- **Description of the task**
Repeat the records below exactly as they appear, leaving out any pictures.

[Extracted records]
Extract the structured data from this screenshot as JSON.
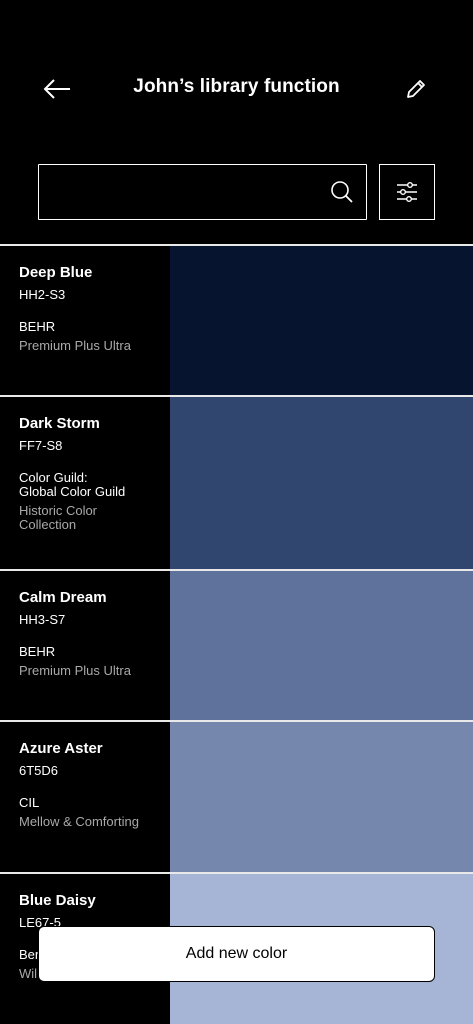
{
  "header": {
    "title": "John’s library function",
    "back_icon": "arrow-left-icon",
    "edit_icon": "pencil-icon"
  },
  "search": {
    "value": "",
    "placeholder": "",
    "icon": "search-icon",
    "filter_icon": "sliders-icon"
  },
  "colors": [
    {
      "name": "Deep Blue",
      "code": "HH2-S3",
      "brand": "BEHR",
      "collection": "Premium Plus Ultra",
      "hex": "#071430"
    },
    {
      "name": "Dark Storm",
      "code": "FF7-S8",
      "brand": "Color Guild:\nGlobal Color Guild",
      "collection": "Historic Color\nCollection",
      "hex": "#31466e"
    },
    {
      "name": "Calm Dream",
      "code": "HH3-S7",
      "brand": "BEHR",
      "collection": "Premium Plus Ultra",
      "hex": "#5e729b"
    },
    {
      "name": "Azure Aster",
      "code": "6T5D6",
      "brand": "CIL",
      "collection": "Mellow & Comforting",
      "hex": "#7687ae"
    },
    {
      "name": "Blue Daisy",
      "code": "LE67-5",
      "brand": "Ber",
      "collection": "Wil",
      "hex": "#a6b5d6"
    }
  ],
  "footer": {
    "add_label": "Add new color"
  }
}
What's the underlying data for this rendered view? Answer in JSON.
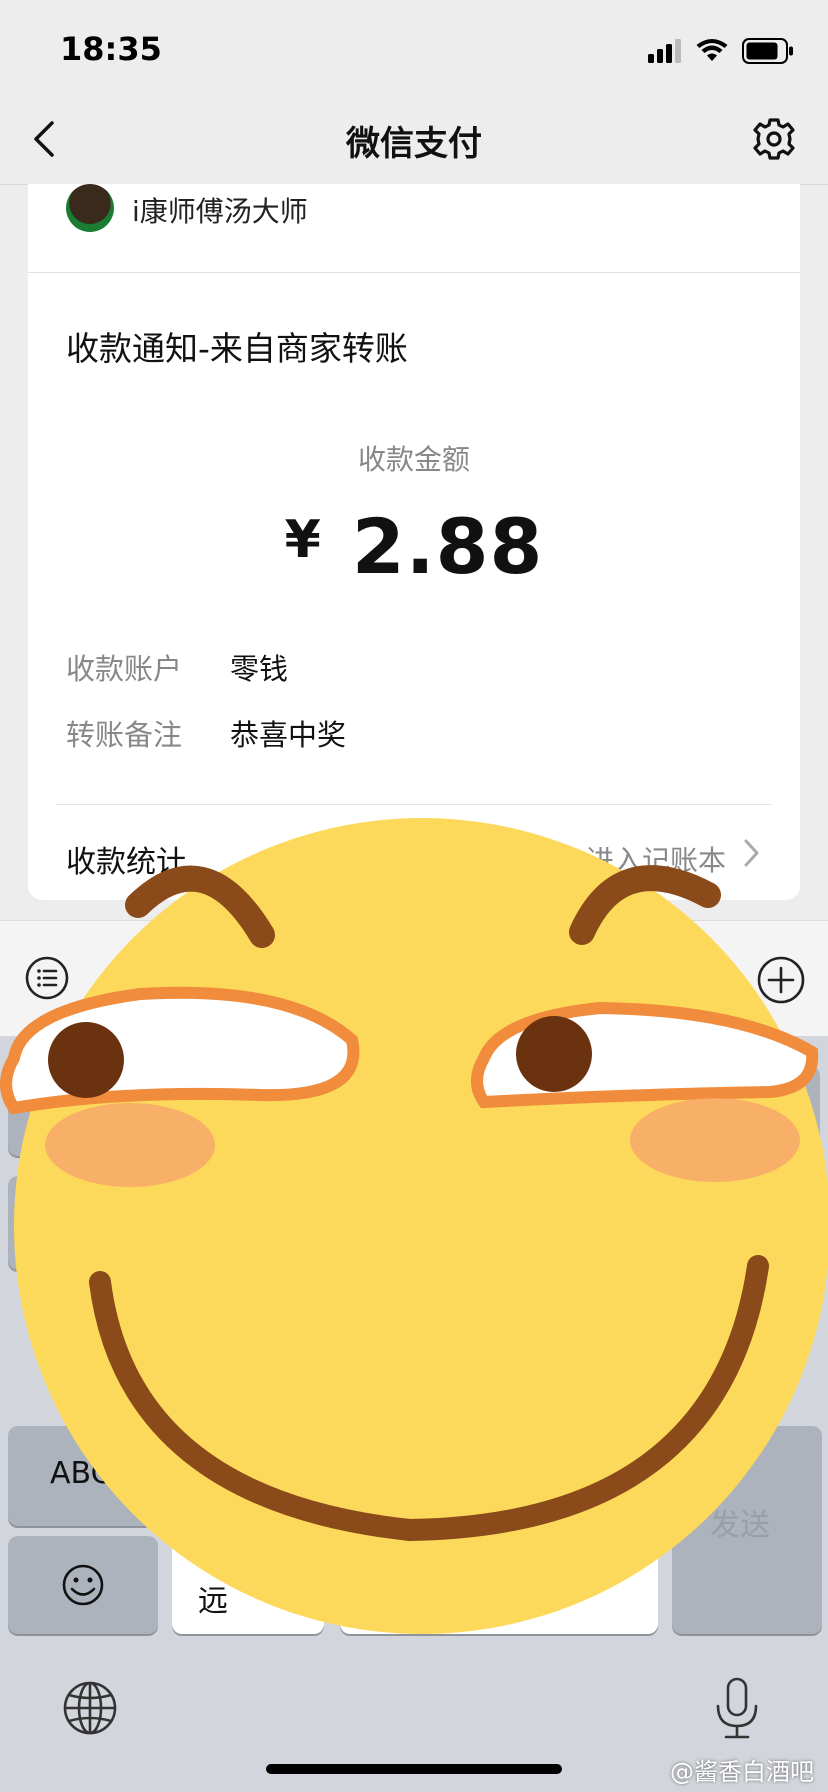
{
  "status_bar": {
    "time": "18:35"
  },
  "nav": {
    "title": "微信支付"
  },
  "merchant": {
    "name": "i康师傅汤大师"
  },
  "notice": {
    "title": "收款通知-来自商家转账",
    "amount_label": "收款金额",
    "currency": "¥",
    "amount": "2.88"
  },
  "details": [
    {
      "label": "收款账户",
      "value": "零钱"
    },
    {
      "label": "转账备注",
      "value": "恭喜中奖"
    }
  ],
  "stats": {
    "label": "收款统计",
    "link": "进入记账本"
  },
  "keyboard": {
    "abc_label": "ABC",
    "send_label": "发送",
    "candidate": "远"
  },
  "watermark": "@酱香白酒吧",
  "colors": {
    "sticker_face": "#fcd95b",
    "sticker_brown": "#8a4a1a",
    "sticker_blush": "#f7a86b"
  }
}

- **Response area**
Extract the structured data from this screenshot as JSON.
{
  "header": {
    "title": "John’s library function",
    "back_icon": "arrow-left-icon",
    "edit_icon": "pencil-icon"
  },
  "search": {
    "value": "",
    "placeholder": "",
    "icon": "search-icon",
    "filter_icon": "sliders-icon"
  },
  "colors": [
    {
      "name": "Deep Blue",
      "code": "HH2-S3",
      "brand": "BEHR",
      "collection": "Premium Plus Ultra",
      "hex": "#071430"
    },
    {
      "name": "Dark Storm",
      "code": "FF7-S8",
      "brand": "Color Guild:\nGlobal Color Guild",
      "collection": "Historic Color\nCollection",
      "hex": "#31466e"
    },
    {
      "name": "Calm Dream",
      "code": "HH3-S7",
      "brand": "BEHR",
      "collection": "Premium Plus Ultra",
      "hex": "#5e729b"
    },
    {
      "name": "Azure Aster",
      "code": "6T5D6",
      "brand": "CIL",
      "collection": "Mellow & Comforting",
      "hex": "#7687ae"
    },
    {
      "name": "Blue Daisy",
      "code": "LE67-5",
      "brand": "Ber",
      "collection": "Wil",
      "hex": "#a6b5d6"
    }
  ],
  "footer": {
    "add_label": "Add new color"
  }
}
What's the underlying data for this rendered view? Answer in JSON.
{
  "status_bar": {
    "time": "18:35"
  },
  "nav": {
    "title": "微信支付"
  },
  "merchant": {
    "name": "i康师傅汤大师"
  },
  "notice": {
    "title": "收款通知-来自商家转账",
    "amount_label": "收款金额",
    "currency": "¥",
    "amount": "2.88"
  },
  "details": [
    {
      "label": "收款账户",
      "value": "零钱"
    },
    {
      "label": "转账备注",
      "value": "恭喜中奖"
    }
  ],
  "stats": {
    "label": "收款统计",
    "link": "进入记账本"
  },
  "keyboard": {
    "abc_label": "ABC",
    "send_label": "发送",
    "candidate": "远"
  },
  "watermark": "@酱香白酒吧",
  "colors": {
    "sticker_face": "#fcd95b",
    "sticker_brown": "#8a4a1a",
    "sticker_blush": "#f7a86b"
  }
}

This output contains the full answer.